WHAT TO PRODUCE: Show me every line in the listing that has the word "JSON".

SOURCE DATA:
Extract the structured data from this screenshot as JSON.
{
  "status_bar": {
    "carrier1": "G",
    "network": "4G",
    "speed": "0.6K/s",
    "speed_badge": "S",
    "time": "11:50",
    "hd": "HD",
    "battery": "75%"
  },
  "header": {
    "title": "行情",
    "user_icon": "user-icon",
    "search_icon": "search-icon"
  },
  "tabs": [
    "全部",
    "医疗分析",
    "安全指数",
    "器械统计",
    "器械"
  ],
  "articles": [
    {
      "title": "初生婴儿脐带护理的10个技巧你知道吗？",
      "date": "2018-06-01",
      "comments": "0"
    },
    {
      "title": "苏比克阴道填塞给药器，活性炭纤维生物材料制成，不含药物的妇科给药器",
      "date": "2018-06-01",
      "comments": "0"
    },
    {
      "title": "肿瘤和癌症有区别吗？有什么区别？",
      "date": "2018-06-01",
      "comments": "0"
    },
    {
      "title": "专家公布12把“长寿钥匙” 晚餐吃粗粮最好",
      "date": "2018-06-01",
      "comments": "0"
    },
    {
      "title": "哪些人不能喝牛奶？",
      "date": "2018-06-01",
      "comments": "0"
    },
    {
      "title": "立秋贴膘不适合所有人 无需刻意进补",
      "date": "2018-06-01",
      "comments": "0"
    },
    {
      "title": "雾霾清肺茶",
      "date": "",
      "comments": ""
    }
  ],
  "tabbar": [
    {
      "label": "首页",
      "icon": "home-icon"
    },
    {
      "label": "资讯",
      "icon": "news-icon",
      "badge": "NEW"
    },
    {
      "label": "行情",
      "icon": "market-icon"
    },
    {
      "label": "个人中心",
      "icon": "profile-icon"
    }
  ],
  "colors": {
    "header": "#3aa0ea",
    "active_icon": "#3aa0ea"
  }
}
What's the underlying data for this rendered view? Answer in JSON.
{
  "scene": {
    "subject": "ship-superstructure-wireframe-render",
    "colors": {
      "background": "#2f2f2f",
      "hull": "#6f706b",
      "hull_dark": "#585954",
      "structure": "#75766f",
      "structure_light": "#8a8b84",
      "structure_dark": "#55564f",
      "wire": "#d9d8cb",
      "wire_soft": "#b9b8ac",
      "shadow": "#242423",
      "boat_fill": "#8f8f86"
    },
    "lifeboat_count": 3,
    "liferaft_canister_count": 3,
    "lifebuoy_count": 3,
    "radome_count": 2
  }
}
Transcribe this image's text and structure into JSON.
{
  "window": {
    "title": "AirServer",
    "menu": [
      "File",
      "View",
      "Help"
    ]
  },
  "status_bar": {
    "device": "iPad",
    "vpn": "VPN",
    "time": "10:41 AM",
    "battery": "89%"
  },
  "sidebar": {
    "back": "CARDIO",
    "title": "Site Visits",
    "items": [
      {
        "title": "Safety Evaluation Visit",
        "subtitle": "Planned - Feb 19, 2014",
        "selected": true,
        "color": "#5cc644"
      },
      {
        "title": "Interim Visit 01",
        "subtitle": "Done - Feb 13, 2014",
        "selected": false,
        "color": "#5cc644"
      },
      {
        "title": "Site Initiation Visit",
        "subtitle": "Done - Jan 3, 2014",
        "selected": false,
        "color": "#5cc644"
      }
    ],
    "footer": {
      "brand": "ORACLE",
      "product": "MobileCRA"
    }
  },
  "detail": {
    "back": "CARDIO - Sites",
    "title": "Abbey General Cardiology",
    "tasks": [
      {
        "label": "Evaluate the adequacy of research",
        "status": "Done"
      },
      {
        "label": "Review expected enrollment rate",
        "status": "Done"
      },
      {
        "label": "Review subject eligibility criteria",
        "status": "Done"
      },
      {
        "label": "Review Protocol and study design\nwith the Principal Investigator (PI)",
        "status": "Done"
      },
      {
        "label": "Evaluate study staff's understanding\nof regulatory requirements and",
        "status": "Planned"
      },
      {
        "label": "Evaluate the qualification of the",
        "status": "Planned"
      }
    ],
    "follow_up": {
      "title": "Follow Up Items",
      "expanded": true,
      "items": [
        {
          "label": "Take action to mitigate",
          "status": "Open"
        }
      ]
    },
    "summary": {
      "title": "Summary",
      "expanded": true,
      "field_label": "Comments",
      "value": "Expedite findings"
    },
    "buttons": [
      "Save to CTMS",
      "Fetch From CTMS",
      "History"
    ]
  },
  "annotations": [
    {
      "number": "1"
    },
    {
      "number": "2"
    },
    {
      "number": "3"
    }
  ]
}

OUTPUT FOR THIS EXERCISE:
Extract the structured data from this screenshot as JSON.
What's the underlying data for this rendered view? Answer in JSON.
Transcribe this image's text and structure into JSON.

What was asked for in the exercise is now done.